> **WORK TASK**: Make an exact copy of the entries below.

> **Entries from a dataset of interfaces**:
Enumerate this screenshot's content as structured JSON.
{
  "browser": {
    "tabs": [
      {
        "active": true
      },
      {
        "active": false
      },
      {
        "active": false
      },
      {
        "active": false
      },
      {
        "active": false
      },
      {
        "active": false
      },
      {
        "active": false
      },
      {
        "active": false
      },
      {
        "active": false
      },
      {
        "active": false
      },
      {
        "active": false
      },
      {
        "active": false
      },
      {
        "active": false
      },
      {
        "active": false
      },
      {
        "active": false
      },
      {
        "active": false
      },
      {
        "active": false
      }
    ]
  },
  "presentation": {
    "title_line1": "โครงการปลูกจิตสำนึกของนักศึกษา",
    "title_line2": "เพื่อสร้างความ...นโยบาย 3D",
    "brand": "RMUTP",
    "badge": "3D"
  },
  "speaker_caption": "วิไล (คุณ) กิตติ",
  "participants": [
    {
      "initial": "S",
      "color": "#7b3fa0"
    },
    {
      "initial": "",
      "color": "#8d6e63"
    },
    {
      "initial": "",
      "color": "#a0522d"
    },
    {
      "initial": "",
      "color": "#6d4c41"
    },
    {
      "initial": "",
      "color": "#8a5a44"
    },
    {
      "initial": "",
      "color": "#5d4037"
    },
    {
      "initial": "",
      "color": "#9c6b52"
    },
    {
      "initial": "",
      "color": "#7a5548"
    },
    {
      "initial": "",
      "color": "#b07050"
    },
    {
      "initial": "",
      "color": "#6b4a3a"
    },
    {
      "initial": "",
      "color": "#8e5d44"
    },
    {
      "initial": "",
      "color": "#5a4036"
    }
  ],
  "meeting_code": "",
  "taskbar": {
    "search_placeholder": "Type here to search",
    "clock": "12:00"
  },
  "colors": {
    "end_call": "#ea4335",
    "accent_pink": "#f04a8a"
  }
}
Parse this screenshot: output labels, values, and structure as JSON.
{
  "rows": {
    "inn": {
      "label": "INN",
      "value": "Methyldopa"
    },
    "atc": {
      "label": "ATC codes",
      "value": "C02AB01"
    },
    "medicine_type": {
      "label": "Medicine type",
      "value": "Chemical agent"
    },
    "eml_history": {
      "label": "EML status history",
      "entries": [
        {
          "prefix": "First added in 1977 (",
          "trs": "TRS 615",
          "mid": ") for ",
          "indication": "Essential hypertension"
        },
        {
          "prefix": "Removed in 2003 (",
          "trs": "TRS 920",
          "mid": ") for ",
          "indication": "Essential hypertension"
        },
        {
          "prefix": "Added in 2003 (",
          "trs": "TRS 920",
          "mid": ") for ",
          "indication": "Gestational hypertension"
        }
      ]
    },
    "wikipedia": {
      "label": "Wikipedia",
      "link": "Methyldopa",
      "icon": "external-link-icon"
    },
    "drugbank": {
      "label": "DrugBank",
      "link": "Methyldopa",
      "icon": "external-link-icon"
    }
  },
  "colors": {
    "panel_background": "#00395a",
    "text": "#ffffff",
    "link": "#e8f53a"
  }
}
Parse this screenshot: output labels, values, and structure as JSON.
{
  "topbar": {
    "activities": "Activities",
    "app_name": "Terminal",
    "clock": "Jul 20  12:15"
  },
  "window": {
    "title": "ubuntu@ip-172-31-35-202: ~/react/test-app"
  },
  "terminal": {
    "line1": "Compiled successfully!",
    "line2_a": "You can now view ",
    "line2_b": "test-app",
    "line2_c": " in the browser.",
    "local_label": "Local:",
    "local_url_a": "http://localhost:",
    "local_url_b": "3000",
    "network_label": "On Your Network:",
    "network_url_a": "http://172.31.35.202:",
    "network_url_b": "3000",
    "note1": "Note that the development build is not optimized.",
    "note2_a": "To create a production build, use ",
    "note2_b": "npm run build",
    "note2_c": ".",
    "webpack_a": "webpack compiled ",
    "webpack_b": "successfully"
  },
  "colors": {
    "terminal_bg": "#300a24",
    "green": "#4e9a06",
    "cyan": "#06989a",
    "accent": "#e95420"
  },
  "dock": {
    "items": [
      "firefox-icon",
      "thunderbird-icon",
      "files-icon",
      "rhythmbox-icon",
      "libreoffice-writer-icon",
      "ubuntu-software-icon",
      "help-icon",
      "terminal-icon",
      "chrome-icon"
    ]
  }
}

> **EXERCISE OUTPUT**:
Enumerate this screenshot's content as structured JSON.
{
  "browser": {
    "tabs": [
      {
        "active": true
      },
      {
        "active": false
      },
      {
        "active": false
      },
      {
        "active": false
      },
      {
        "active": false
      },
      {
        "active": false
      },
      {
        "active": false
      },
      {
        "active": false
      },
      {
        "active": false
      },
      {
        "active": false
      },
      {
        "active": false
      },
      {
        "active": false
      },
      {
        "active": false
      },
      {
        "active": false
      },
      {
        "active": false
      },
      {
        "active": false
      },
      {
        "active": false
      }
    ]
  },
  "presentation": {
    "title_line1": "โครงการปลูกจิตสำนึกของนักศึกษา",
    "title_line2": "เพื่อสร้างความ...นโยบาย 3D",
    "brand": "RMUTP",
    "badge": "3D"
  },
  "speaker_caption": "วิไล (คุณ) กิตติ",
  "participants": [
    {
      "initial": "S",
      "color": "#7b3fa0"
    },
    {
      "initial": "",
      "color": "#8d6e63"
    },
    {
      "initial": "",
      "color": "#a0522d"
    },
    {
      "initial": "",
      "color": "#6d4c41"
    },
    {
      "initial": "",
      "color": "#8a5a44"
    },
    {
      "initial": "",
      "color": "#5d4037"
    },
    {
      "initial": "",
      "color": "#9c6b52"
    },
    {
      "initial": "",
      "color": "#7a5548"
    },
    {
      "initial": "",
      "color": "#b07050"
    },
    {
      "initial": "",
      "color": "#6b4a3a"
    },
    {
      "initial": "",
      "color": "#8e5d44"
    },
    {
      "initial": "",
      "color": "#5a4036"
    }
  ],
  "meeting_code": "",
  "taskbar": {
    "search_placeholder": "Type here to search",
    "clock": "12:00"
  },
  "colors": {
    "end_call": "#ea4335",
    "accent_pink": "#f04a8a"
  }
}
Parse this screenshot: output labels, values, and structure as JSON.
{
  "rows": {
    "inn": {
      "label": "INN",
      "value": "Methyldopa"
    },
    "atc": {
      "label": "ATC codes",
      "value": "C02AB01"
    },
    "medicine_type": {
      "label": "Medicine type",
      "value": "Chemical agent"
    },
    "eml_history": {
      "label": "EML status history",
      "entries": [
        {
          "prefix": "First added in 1977 (",
          "trs": "TRS 615",
          "mid": ") for ",
          "indication": "Essential hypertension"
        },
        {
          "prefix": "Removed in 2003 (",
          "trs": "TRS 920",
          "mid": ") for ",
          "indication": "Essential hypertension"
        },
        {
          "prefix": "Added in 2003 (",
          "trs": "TRS 920",
          "mid": ") for ",
          "indication": "Gestational hypertension"
        }
      ]
    },
    "wikipedia": {
      "label": "Wikipedia",
      "link": "Methyldopa",
      "icon": "external-link-icon"
    },
    "drugbank": {
      "label": "DrugBank",
      "link": "Methyldopa",
      "icon": "external-link-icon"
    }
  },
  "colors": {
    "panel_background": "#00395a",
    "text": "#ffffff",
    "link": "#e8f53a"
  }
}
Parse this screenshot: output labels, values, and structure as JSON.
{
  "topbar": {
    "activities": "Activities",
    "app_name": "Terminal",
    "clock": "Jul 20  12:15"
  },
  "window": {
    "title": "ubuntu@ip-172-31-35-202: ~/react/test-app"
  },
  "terminal": {
    "line1": "Compiled successfully!",
    "line2_a": "You can now view ",
    "line2_b": "test-app",
    "line2_c": " in the browser.",
    "local_label": "Local:",
    "local_url_a": "http://localhost:",
    "local_url_b": "3000",
    "network_label": "On Your Network:",
    "network_url_a": "http://172.31.35.202:",
    "network_url_b": "3000",
    "note1": "Note that the development build is not optimized.",
    "note2_a": "To create a production build, use ",
    "note2_b": "npm run build",
    "note2_c": ".",
    "webpack_a": "webpack compiled ",
    "webpack_b": "successfully"
  },
  "colors": {
    "terminal_bg": "#300a24",
    "green": "#4e9a06",
    "cyan": "#06989a",
    "accent": "#e95420"
  },
  "dock": {
    "items": [
      "firefox-icon",
      "thunderbird-icon",
      "files-icon",
      "rhythmbox-icon",
      "libreoffice-writer-icon",
      "ubuntu-software-icon",
      "help-icon",
      "terminal-icon",
      "chrome-icon"
    ]
  }
}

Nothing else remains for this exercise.